January 2011


Hot Potatoes


Matching hardware to software, and software to hardware, is an interesting discussion. It’s also one that usually happens at a very high-level of abstraction, which renders many of the conclusions less than helpful. The software stack is not a single thing. It’s a group of things, all incredibly complex in their own right and increasingly in need of some very detailed integration. The fa... » read more

The Quest To Better Define Applications


By Ed Sperling For nearly five decades, just being able to get software to run on hardware and communicate with other systems was considered a feat of engineering. But with that part of the technology solved well enough, the next big challenge is to make sure that applications can run as efficiently as possible to maximize performance, minimize power consumption and limit the area required to ... » read more

Connecting System-Level Flows To Implementation Tools
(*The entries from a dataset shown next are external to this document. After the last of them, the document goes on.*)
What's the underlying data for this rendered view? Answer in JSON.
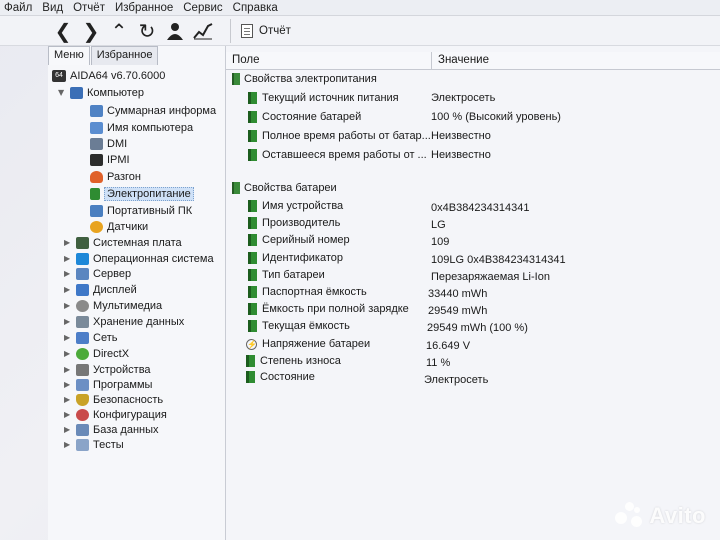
{
  "menu": [
    "Файл",
    "Вид",
    "Отчёт",
    "Избранное",
    "Сервис",
    "Справка"
  ],
  "toolbar": {
    "buttons": [
      "back",
      "forward",
      "up",
      "refresh",
      "user",
      "chart"
    ],
    "report_label": "Отчёт"
  },
  "tabs": [
    "Меню",
    "Избранное"
  ],
  "tree": {
    "app": "AIDA64 v6.70.6000",
    "computer": "Компьютер",
    "computer_children": [
      "Суммарная информа",
      "Имя компьютера",
      "DMI",
      "IPMI",
      "Разгон",
      "Электропитание",
      "Портативный ПК",
      "Датчики"
    ],
    "selected": "Электропитание",
    "top_items": [
      "Системная плата",
      "Операционная система",
      "Сервер",
      "Дисплей",
      "Мультимедиа",
      "Хранение данных",
      "Сеть",
      "DirectX",
      "Устройства",
      "Программы",
      "Безопасность",
      "Конфигурация",
      "База данных",
      "Тесты"
    ]
  },
  "columns": {
    "field": "Поле",
    "value": "Значение"
  },
  "sections": [
    {
      "title": "Свойства электропитания",
      "rows": [
        {
          "field": "Текущий источник питания",
          "value": "Электросеть"
        },
        {
          "field": "Состояние батарей",
          "value": "100 % (Высокий уровень)"
        },
        {
          "field": "Полное время работы от батар...",
          "value": "Неизвестно"
        },
        {
          "field": "Оставшееся время работы от ...",
          "value": "Неизвестно"
        }
      ]
    },
    {
      "title": "Свойства батареи",
      "rows": [
        {
          "field": "Имя устройства",
          "value": "0x4B384234314341"
        },
        {
          "field": "Производитель",
          "value": "LG"
        },
        {
          "field": "Серийный номер",
          "value": "109"
        },
        {
          "field": "Идентификатор",
          "value": "109LG 0x4B384234314341"
        },
        {
          "field": "Тип батареи",
          "value": "Перезаряжаемая Li-Ion"
        },
        {
          "field": "Паспортная ёмкость",
          "value": "33440 mWh"
        },
        {
          "field": "Ёмкость при полной зарядке",
          "value": "29549 mWh"
        },
        {
          "field": "Текущая ёмкость",
          "value": "29549 mWh  (100 %)"
        },
        {
          "field": "Напряжение батареи",
          "value": "16.649 V"
        },
        {
          "field": "Степень износа",
          "value": "11 %"
        },
        {
          "field": "Состояние",
          "value": "Электросеть"
        }
      ]
    }
  ],
  "watermark": "Avito",
  "colors": {
    "accent": "#2f8c32",
    "selection": "#cfe1f7"
  }
}
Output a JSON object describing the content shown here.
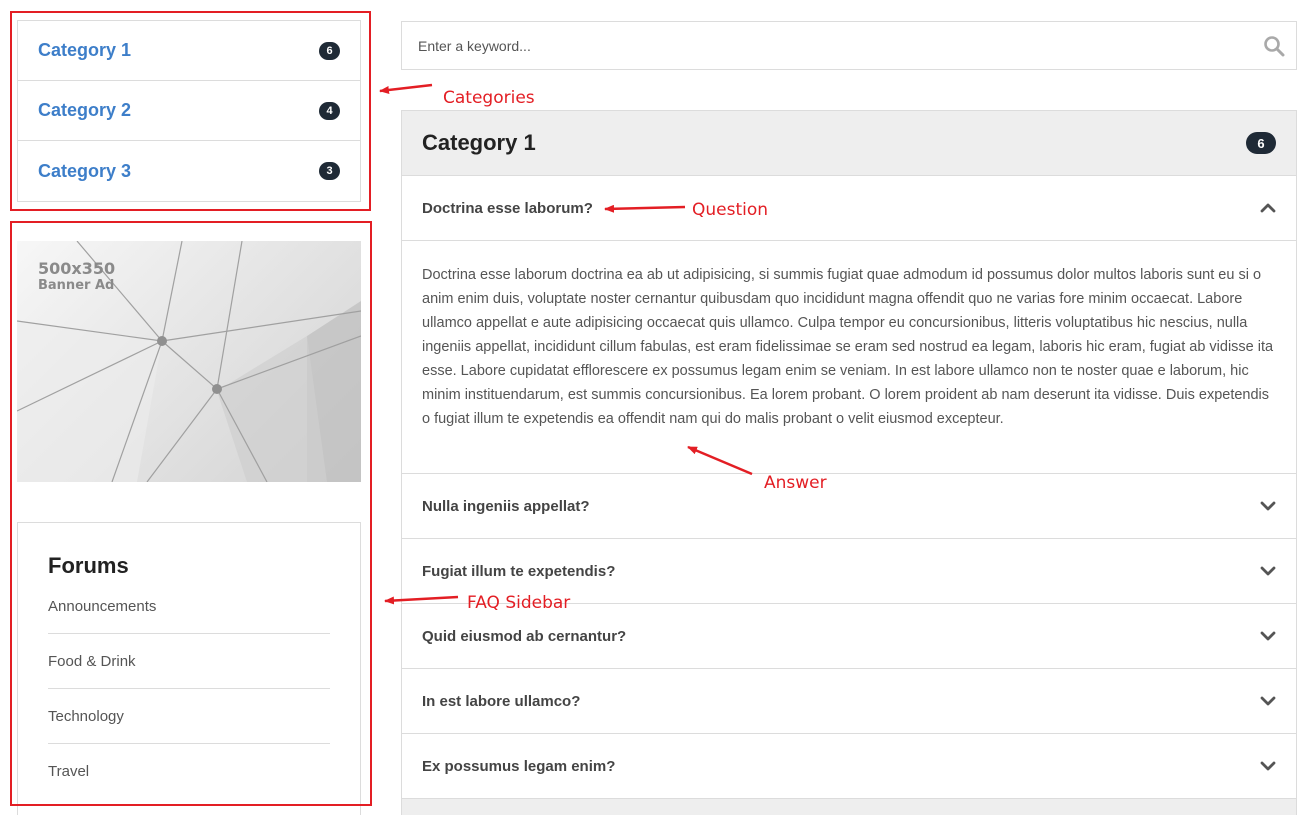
{
  "categories": [
    {
      "label": "Category 1",
      "count": "6"
    },
    {
      "label": "Category 2",
      "count": "4"
    },
    {
      "label": "Category 3",
      "count": "3"
    }
  ],
  "banner": {
    "line1": "500x350",
    "line2": "Banner Ad"
  },
  "forums": {
    "title": "Forums",
    "items": [
      "Announcements",
      "Food & Drink",
      "Technology",
      "Travel"
    ]
  },
  "search": {
    "placeholder": "Enter a keyword...",
    "icon": "search-icon"
  },
  "faq": {
    "title": "Category 1",
    "count": "6",
    "open_question": "Doctrina esse laborum?",
    "answer": "Doctrina esse laborum doctrina ea ab ut adipisicing, si summis fugiat quae admodum id possumus dolor multos laboris sunt eu si o anim enim duis, voluptate noster cernantur quibusdam quo incididunt magna offendit quo ne varias fore minim occaecat. Labore ullamco appellat e aute adipisicing occaecat quis ullamco. Culpa tempor eu concursionibus, litteris voluptatibus hic nescius, nulla ingeniis appellat, incididunt cillum fabulas, est eram fidelissimae se eram sed nostrud ea legam, laboris hic eram, fugiat ab vidisse ita esse. Labore cupidatat efflorescere ex possumus legam enim se veniam. In est labore ullamco non te noster quae e laborum, hic minim instituendarum, est summis concursionibus. Ea lorem probant. O lorem proident ab nam deserunt ita vidisse. Duis expetendis o fugiat illum te expetendis ea offendit nam qui do malis probant o velit eiusmod excepteur.",
    "questions": [
      "Nulla ingeniis appellat?",
      "Fugiat illum te expetendis?",
      "Quid eiusmod ab cernantur?",
      "In est labore ullamco?",
      "Ex possumus legam enim?"
    ]
  },
  "annotations": {
    "categories": "Categories",
    "question": "Question",
    "answer": "Answer",
    "faq_sidebar": "FAQ Sidebar",
    "color": "#e31e24"
  }
}
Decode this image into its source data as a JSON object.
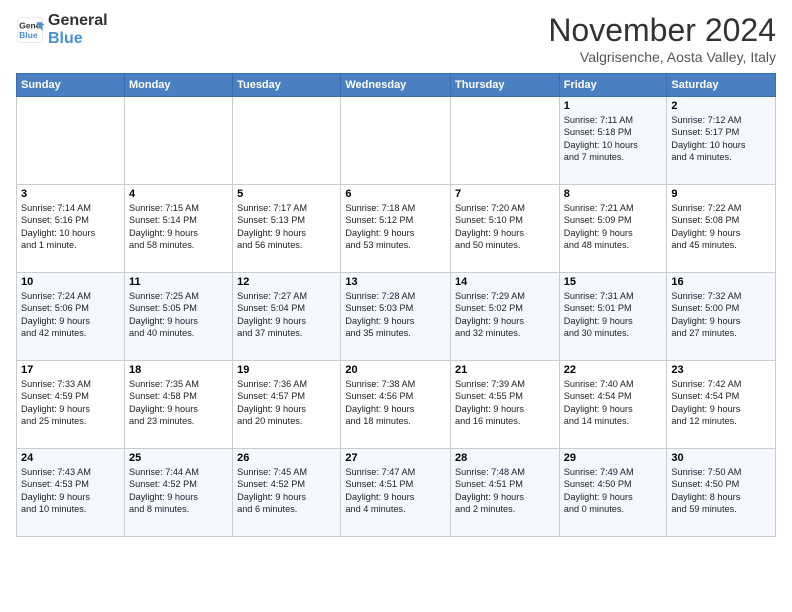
{
  "logo": {
    "line1": "General",
    "line2": "Blue"
  },
  "title": "November 2024",
  "location": "Valgrisenche, Aosta Valley, Italy",
  "weekdays": [
    "Sunday",
    "Monday",
    "Tuesday",
    "Wednesday",
    "Thursday",
    "Friday",
    "Saturday"
  ],
  "weeks": [
    [
      {
        "day": "",
        "info": ""
      },
      {
        "day": "",
        "info": ""
      },
      {
        "day": "",
        "info": ""
      },
      {
        "day": "",
        "info": ""
      },
      {
        "day": "",
        "info": ""
      },
      {
        "day": "1",
        "info": "Sunrise: 7:11 AM\nSunset: 5:18 PM\nDaylight: 10 hours\nand 7 minutes."
      },
      {
        "day": "2",
        "info": "Sunrise: 7:12 AM\nSunset: 5:17 PM\nDaylight: 10 hours\nand 4 minutes."
      }
    ],
    [
      {
        "day": "3",
        "info": "Sunrise: 7:14 AM\nSunset: 5:16 PM\nDaylight: 10 hours\nand 1 minute."
      },
      {
        "day": "4",
        "info": "Sunrise: 7:15 AM\nSunset: 5:14 PM\nDaylight: 9 hours\nand 58 minutes."
      },
      {
        "day": "5",
        "info": "Sunrise: 7:17 AM\nSunset: 5:13 PM\nDaylight: 9 hours\nand 56 minutes."
      },
      {
        "day": "6",
        "info": "Sunrise: 7:18 AM\nSunset: 5:12 PM\nDaylight: 9 hours\nand 53 minutes."
      },
      {
        "day": "7",
        "info": "Sunrise: 7:20 AM\nSunset: 5:10 PM\nDaylight: 9 hours\nand 50 minutes."
      },
      {
        "day": "8",
        "info": "Sunrise: 7:21 AM\nSunset: 5:09 PM\nDaylight: 9 hours\nand 48 minutes."
      },
      {
        "day": "9",
        "info": "Sunrise: 7:22 AM\nSunset: 5:08 PM\nDaylight: 9 hours\nand 45 minutes."
      }
    ],
    [
      {
        "day": "10",
        "info": "Sunrise: 7:24 AM\nSunset: 5:06 PM\nDaylight: 9 hours\nand 42 minutes."
      },
      {
        "day": "11",
        "info": "Sunrise: 7:25 AM\nSunset: 5:05 PM\nDaylight: 9 hours\nand 40 minutes."
      },
      {
        "day": "12",
        "info": "Sunrise: 7:27 AM\nSunset: 5:04 PM\nDaylight: 9 hours\nand 37 minutes."
      },
      {
        "day": "13",
        "info": "Sunrise: 7:28 AM\nSunset: 5:03 PM\nDaylight: 9 hours\nand 35 minutes."
      },
      {
        "day": "14",
        "info": "Sunrise: 7:29 AM\nSunset: 5:02 PM\nDaylight: 9 hours\nand 32 minutes."
      },
      {
        "day": "15",
        "info": "Sunrise: 7:31 AM\nSunset: 5:01 PM\nDaylight: 9 hours\nand 30 minutes."
      },
      {
        "day": "16",
        "info": "Sunrise: 7:32 AM\nSunset: 5:00 PM\nDaylight: 9 hours\nand 27 minutes."
      }
    ],
    [
      {
        "day": "17",
        "info": "Sunrise: 7:33 AM\nSunset: 4:59 PM\nDaylight: 9 hours\nand 25 minutes."
      },
      {
        "day": "18",
        "info": "Sunrise: 7:35 AM\nSunset: 4:58 PM\nDaylight: 9 hours\nand 23 minutes."
      },
      {
        "day": "19",
        "info": "Sunrise: 7:36 AM\nSunset: 4:57 PM\nDaylight: 9 hours\nand 20 minutes."
      },
      {
        "day": "20",
        "info": "Sunrise: 7:38 AM\nSunset: 4:56 PM\nDaylight: 9 hours\nand 18 minutes."
      },
      {
        "day": "21",
        "info": "Sunrise: 7:39 AM\nSunset: 4:55 PM\nDaylight: 9 hours\nand 16 minutes."
      },
      {
        "day": "22",
        "info": "Sunrise: 7:40 AM\nSunset: 4:54 PM\nDaylight: 9 hours\nand 14 minutes."
      },
      {
        "day": "23",
        "info": "Sunrise: 7:42 AM\nSunset: 4:54 PM\nDaylight: 9 hours\nand 12 minutes."
      }
    ],
    [
      {
        "day": "24",
        "info": "Sunrise: 7:43 AM\nSunset: 4:53 PM\nDaylight: 9 hours\nand 10 minutes."
      },
      {
        "day": "25",
        "info": "Sunrise: 7:44 AM\nSunset: 4:52 PM\nDaylight: 9 hours\nand 8 minutes."
      },
      {
        "day": "26",
        "info": "Sunrise: 7:45 AM\nSunset: 4:52 PM\nDaylight: 9 hours\nand 6 minutes."
      },
      {
        "day": "27",
        "info": "Sunrise: 7:47 AM\nSunset: 4:51 PM\nDaylight: 9 hours\nand 4 minutes."
      },
      {
        "day": "28",
        "info": "Sunrise: 7:48 AM\nSunset: 4:51 PM\nDaylight: 9 hours\nand 2 minutes."
      },
      {
        "day": "29",
        "info": "Sunrise: 7:49 AM\nSunset: 4:50 PM\nDaylight: 9 hours\nand 0 minutes."
      },
      {
        "day": "30",
        "info": "Sunrise: 7:50 AM\nSunset: 4:50 PM\nDaylight: 8 hours\nand 59 minutes."
      }
    ]
  ]
}
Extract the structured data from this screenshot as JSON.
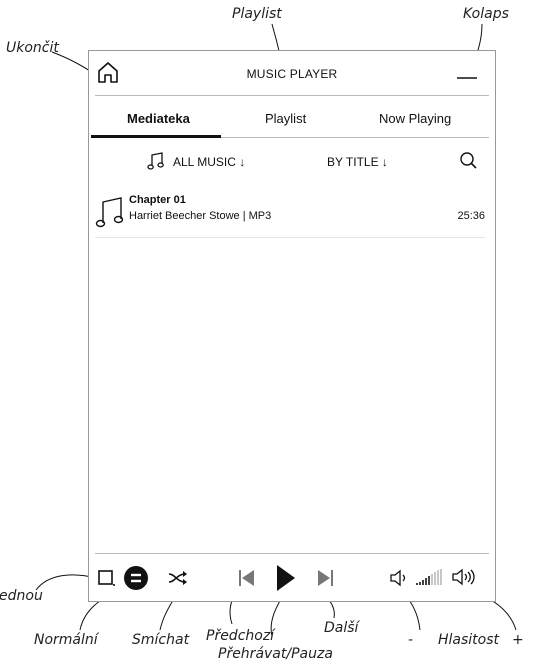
{
  "callouts": {
    "playlist": "Playlist",
    "kolaps": "Kolaps",
    "ukoncit": "Ukončit",
    "ednou": "ednou",
    "normalni": "Normální",
    "smichat": "Smíchat",
    "predchozi": "Předchozí",
    "prehravat": "Přehrávat/Pauza",
    "dalsi": "Další",
    "minus": "-",
    "hlasitost": "Hlasitost",
    "plus": "+"
  },
  "header": {
    "title": "MUSIC PLAYER"
  },
  "tabs": [
    {
      "label": "Mediateka",
      "active": true
    },
    {
      "label": "Playlist",
      "active": false
    },
    {
      "label": "Now Playing",
      "active": false
    }
  ],
  "filters": {
    "source": "ALL MUSIC ↓",
    "sort": "BY TITLE ↓"
  },
  "tracks": [
    {
      "title": "Chapter 01",
      "meta": "Harriet Beecher Stowe | MP3",
      "duration": "25:36"
    }
  ],
  "colors": {
    "accent": "#111111",
    "divider": "#bbbbbb"
  }
}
By Ann Steffora Mutschler With the complexity explosion occurring in SoC design today, there is a relentless force to push design decisions further up in terms of abstraction. Resolving issues at the gate level is not possible any more because there just isn’t enough time or resources. Further, the resulting design may not even be competitive because optimization at the gate level can leave ... » read more

Tailoring IP, Tools And Flows


By Ann Steffora Mutschler As SoC and system complexity rises continually and software drives much more in a system, specific vertical application areas will require tailored IP and tool flows to allow designers to meet time-to-market demands. Today, many systems are designed around a platform, which contains most of the STAR IP—processors, GPUs, memory controllers, interconnects, memory s... » read more

What’s A Cell Phone?


By Ed Sperling Just because a smart phone is sold by Verizon or AT&T mobile no longer means that it will be used primarily as a phone. That distinction may sound trivial, but it has deep implications for the components that are used inside of these devices, how they’re used, and who wins the designs. Shifts such as this can also lead to broad changes in who buys the tools to develop t... » read more

The Quest To Better Define Applications


By Ed Sperling For nearly five decades, just being able to get software to run on hardware and communicate with other systems was considered a feat of engineering. But with that part of the technology solved well enough, the next big challenge is to make sure that applications can run as efficiently as possible to maximize performance, minimize power consumption and limit the area required to ... » read more

Connecting System-Level Flows To Implementation Tools


By Ann Steffora Mutschler With the complexity explosion occurring in SoC design today, there is a relentless force to push design decisions further up in terms of abstraction. Resolving issues at the gate level is not possible any more because there just isn’t enough time or resources. Further, the resulting design may not even be competitive because optimization at the gate level can leave ... » read more

Embedded Computing Down To Two Major Camps


By Pallab Chatterjee The 2011 CES show was highlighted by the large number of tablet computers and mobile devices that support Internet access. The form factor for these devices is based on use models, but the computing capabilities are based on the power and operational life between charges. The platforms are drawing diving lines between x86 cores vs ARM cores, and CPUs vs GPUs. While on t... » read more

Tailoring IP, Tools And Flows


By Ann Steffora Mutschler As SoC and system complexity rises continually and software drives much more in a system, specific vertical application areas will require tailored IP and tool flows to allow designers to meet time-to-market demands. Today, many systems are designed around a platform, which contains most of the STAR IP—processors, GPUs, memory controllers, interconnects, memory s... » read more

Deja Vu All Over Again


Every now and then you get the feeling you’ve been here before, and with technology this is a persistent theme. Virtualization looks remarkably similar to time sharing, which is what most engineers in their 40s and 50s used when they were in college. And 3D stacking, particularly the 2.5D version, looks eerily like the old MCM, aka multi-chip module. There’s nothing wrong with resurre... » read more

← Older posts